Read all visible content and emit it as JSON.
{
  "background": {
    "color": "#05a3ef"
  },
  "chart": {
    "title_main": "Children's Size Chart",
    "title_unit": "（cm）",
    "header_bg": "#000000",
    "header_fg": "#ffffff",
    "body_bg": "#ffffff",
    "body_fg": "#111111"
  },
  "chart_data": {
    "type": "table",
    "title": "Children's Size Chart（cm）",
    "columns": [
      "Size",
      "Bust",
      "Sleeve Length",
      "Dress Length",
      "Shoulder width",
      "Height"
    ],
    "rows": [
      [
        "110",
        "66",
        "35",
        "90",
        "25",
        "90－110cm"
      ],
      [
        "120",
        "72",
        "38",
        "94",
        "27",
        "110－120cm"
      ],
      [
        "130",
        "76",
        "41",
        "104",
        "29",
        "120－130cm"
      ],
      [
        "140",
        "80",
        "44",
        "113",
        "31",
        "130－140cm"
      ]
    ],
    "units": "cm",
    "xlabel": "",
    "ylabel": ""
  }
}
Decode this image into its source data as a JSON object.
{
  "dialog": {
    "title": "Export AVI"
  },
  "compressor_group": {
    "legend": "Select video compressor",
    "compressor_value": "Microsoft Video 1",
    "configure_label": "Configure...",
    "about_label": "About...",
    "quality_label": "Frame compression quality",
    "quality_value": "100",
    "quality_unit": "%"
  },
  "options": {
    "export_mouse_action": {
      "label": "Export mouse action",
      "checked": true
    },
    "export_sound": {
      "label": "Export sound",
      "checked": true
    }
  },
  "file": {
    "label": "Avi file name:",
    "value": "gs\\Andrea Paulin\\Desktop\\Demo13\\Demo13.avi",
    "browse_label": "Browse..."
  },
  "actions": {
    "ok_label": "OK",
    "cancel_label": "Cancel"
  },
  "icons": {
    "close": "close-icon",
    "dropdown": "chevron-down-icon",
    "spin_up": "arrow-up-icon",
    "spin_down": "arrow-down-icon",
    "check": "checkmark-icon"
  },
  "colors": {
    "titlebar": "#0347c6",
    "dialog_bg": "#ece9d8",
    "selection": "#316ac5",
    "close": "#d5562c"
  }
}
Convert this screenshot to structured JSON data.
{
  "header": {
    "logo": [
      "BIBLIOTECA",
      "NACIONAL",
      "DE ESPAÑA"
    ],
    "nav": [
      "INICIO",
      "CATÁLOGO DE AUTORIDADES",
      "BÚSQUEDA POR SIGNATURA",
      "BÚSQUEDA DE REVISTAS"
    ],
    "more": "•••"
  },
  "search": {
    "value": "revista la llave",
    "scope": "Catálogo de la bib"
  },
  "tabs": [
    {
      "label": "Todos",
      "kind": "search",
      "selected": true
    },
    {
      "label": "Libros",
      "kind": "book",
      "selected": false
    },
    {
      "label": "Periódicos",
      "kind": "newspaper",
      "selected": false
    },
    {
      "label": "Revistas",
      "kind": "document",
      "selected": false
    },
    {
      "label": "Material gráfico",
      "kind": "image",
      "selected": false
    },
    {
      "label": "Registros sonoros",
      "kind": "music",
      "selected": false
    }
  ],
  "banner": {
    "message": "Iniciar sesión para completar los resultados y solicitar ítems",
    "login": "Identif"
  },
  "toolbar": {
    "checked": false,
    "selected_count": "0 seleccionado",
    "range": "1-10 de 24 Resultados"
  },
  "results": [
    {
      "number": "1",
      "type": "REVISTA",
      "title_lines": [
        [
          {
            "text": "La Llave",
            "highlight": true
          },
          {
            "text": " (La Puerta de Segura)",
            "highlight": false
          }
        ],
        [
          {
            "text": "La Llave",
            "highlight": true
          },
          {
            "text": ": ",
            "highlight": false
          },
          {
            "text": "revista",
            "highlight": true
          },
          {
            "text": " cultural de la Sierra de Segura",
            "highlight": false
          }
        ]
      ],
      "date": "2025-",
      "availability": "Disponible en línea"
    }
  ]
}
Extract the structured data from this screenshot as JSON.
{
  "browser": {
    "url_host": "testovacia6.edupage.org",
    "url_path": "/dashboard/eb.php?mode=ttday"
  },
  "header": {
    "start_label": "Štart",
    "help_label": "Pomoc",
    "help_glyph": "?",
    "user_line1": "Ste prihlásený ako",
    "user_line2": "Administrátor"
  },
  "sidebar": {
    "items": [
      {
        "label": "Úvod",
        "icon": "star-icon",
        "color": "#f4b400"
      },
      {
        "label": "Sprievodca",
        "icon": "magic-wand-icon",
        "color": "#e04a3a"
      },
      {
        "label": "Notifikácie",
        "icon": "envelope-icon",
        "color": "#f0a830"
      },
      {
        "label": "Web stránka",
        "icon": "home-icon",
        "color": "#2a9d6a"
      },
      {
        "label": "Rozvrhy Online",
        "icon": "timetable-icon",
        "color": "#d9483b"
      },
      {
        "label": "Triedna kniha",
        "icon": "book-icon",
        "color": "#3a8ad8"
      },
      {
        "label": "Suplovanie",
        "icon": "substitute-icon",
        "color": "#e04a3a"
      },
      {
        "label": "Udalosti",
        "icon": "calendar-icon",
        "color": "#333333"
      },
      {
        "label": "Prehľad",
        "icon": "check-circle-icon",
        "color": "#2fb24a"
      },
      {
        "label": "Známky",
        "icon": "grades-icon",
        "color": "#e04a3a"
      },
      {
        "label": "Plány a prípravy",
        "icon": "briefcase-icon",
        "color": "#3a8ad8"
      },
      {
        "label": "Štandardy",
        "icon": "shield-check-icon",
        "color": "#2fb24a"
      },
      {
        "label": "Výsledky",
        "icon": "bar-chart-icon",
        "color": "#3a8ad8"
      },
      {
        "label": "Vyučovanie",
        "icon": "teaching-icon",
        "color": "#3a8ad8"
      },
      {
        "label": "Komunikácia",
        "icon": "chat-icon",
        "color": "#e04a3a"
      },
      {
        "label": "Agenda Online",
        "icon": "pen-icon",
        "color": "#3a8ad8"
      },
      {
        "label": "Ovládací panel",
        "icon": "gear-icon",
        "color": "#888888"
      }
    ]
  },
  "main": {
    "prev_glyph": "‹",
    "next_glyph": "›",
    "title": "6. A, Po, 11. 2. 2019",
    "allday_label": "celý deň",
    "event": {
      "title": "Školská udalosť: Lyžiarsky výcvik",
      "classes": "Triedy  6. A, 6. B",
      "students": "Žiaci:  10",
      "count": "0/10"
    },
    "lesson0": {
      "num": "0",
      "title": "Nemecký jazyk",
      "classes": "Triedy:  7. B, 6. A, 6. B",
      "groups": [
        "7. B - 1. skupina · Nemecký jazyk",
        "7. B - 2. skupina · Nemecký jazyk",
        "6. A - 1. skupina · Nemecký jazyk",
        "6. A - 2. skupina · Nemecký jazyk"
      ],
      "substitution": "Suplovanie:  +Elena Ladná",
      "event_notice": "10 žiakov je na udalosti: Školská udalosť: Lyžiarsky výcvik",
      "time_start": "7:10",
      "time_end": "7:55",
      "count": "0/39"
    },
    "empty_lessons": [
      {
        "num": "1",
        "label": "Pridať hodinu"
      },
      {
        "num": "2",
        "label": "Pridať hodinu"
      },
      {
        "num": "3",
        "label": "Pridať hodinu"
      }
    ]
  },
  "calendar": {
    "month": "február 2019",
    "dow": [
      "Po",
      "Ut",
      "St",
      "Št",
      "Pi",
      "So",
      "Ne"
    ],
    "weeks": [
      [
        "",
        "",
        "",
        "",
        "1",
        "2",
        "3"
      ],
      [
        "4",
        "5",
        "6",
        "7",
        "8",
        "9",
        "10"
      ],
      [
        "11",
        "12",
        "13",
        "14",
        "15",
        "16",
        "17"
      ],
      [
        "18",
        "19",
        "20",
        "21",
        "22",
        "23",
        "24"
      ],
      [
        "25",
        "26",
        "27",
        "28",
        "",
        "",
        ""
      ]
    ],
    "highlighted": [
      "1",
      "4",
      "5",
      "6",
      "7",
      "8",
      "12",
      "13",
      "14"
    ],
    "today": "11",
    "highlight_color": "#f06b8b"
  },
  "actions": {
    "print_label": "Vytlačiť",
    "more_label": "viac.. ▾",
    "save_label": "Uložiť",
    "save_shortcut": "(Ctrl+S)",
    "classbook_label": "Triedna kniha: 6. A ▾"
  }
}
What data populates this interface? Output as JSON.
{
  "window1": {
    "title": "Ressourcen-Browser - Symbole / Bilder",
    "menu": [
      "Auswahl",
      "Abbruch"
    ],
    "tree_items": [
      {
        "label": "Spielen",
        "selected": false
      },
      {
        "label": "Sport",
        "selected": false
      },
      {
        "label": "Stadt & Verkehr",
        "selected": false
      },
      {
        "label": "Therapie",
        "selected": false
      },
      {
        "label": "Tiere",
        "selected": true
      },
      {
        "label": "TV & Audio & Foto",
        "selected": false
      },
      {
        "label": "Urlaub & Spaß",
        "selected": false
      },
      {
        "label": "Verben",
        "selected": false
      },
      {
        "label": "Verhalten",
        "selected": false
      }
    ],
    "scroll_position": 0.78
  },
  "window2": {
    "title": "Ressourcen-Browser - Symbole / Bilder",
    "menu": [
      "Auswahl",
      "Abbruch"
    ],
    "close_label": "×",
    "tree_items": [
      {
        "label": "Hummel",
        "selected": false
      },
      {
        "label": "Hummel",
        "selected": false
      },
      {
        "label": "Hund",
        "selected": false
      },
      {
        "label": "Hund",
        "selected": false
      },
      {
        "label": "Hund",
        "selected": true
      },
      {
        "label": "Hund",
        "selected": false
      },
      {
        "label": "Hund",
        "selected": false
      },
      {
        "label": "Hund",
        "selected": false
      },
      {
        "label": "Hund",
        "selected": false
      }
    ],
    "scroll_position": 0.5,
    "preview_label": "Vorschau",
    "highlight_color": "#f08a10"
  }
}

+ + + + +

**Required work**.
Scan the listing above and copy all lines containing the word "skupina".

**Response**.
        "7. B - 1. skupina · Nemecký jazyk",
        "7. B - 2. skupina · Nemecký jazyk",
        "6. A - 1. skupina · Nemecký jazyk",
        "6. A - 2. skupina · Nemecký jazyk"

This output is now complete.